The task:
Go through the material below, find each line with the word "badge", and copy those lines.

○ ○ ○ ○

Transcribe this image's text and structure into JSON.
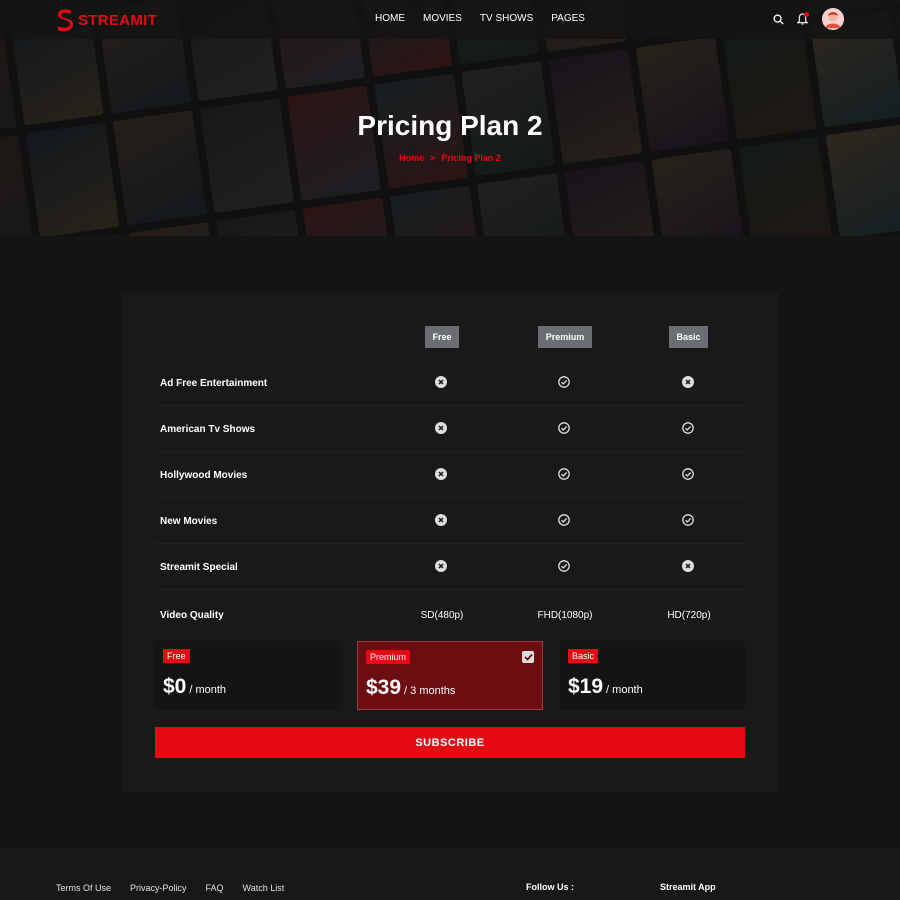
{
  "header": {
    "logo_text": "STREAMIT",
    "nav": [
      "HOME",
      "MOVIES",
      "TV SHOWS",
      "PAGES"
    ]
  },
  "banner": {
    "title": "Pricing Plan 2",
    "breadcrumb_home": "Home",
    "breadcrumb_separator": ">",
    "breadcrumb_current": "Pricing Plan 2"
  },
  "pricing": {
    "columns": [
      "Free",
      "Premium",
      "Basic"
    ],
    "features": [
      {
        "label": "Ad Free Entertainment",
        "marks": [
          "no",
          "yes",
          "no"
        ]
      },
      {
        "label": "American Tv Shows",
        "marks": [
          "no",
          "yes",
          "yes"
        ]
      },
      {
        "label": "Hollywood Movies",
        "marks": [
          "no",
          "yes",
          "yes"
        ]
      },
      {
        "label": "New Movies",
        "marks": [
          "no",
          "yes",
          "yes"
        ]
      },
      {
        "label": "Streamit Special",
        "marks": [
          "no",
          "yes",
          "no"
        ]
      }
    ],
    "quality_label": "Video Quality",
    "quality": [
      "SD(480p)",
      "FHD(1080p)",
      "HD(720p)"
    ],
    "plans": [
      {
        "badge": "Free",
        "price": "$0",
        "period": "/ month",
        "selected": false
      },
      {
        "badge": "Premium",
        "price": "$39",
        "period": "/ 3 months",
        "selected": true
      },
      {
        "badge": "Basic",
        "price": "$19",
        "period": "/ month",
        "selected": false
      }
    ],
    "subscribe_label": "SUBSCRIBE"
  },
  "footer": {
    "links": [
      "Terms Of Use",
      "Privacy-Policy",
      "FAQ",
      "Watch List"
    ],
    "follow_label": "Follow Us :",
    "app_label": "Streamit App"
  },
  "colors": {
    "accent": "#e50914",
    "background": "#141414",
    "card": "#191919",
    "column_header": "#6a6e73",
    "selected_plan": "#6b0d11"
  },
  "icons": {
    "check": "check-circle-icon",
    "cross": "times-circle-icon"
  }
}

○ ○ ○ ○

Exercise output:
        "badge": "Free",
        "badge": "Premium",
        "badge": "Basic",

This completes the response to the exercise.